The poems in the penultimate chapter, ‘Struggle’ call us to action. They show us authorities we should resist: adults – from the viewpoint of children who will inherit the consequences of their neglect and selfishness; landowners who fail their environmental responsibilities; consumers who chose to ignore the emergency. What can we do? We can protest!
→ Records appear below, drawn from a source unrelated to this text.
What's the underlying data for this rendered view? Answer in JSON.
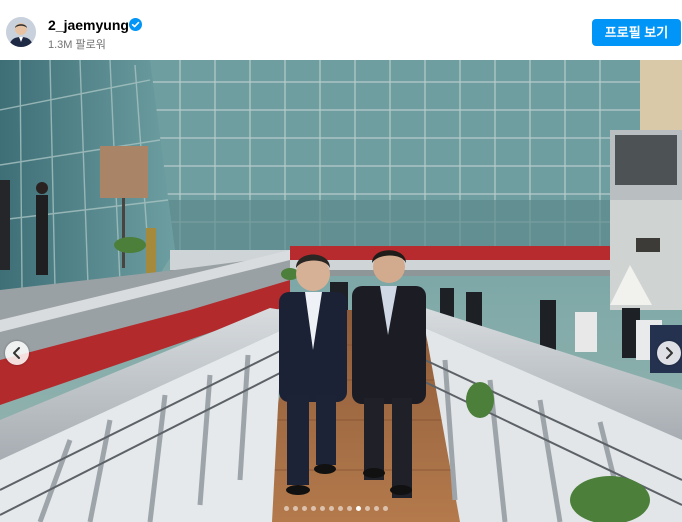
{
  "post": {
    "username": "2_jaemyung",
    "followers": "1.3M 팔로워",
    "profile_button": "프로필 보기"
  },
  "icons": {
    "verified": "verified-badge-icon",
    "prev": "chevron-left-icon",
    "next": "chevron-right-icon"
  },
  "carousel": {
    "total_slides": 12,
    "active_index": 8
  },
  "colors": {
    "accent": "#0095f6",
    "verified": "#0095f6",
    "followers_text": "#737373"
  }
}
As usual it is hard to beat the clear-sightedness of children, or their grasp of justice as expressed in Aaron Lomas’ poem ‘Youth Strike’ (Aaron was six years old when he wrote this!)
I missed some school I told my friends, But what can I do to make amends? … To reverse climate change what can I do? I still have to ask teachers when I need the loo!
In her poem ‘Glyphosate’, Sarah Watkinson, addresses an absentee landlord, observes his rapacity as his crop treatments land where they are not wanted: “Airborne poison uncontained / drifts beyond your acreage / and what you take’s not yours to spend / but common ground along the edge.”
The poems in the last chapter, ‘Hope’, encourage us to believe catastrophe is not inevitable. We must never give up, even though things are hardly going well out there:
... the human vehicle is colliding with signposts, shedding fenders against walls; its tyres are fiery Catherine Wheels (‘Anthropocaust’ by Rip Bulkeley)
We must never give up hope:
And what if all we do bears fruit? What if our children’s children live? let the risk of loving be our singular hope, and uncertainty be our friend… (‘And what if all we do…’ by Justin Kenrick)
Rebel Talk makes the case that our response is crucial now. We may continue with our busy lives: ignore the emergency and take the consequences – or hope they never arrive. Or we may talk, listen, persuade, organise, raise awareness, act. Rebel. Like other species, we have noticed something is wrong. Our rebellion must be an uprising against callousness, greed, and injustice.
These are poems to read, reread, and act upon.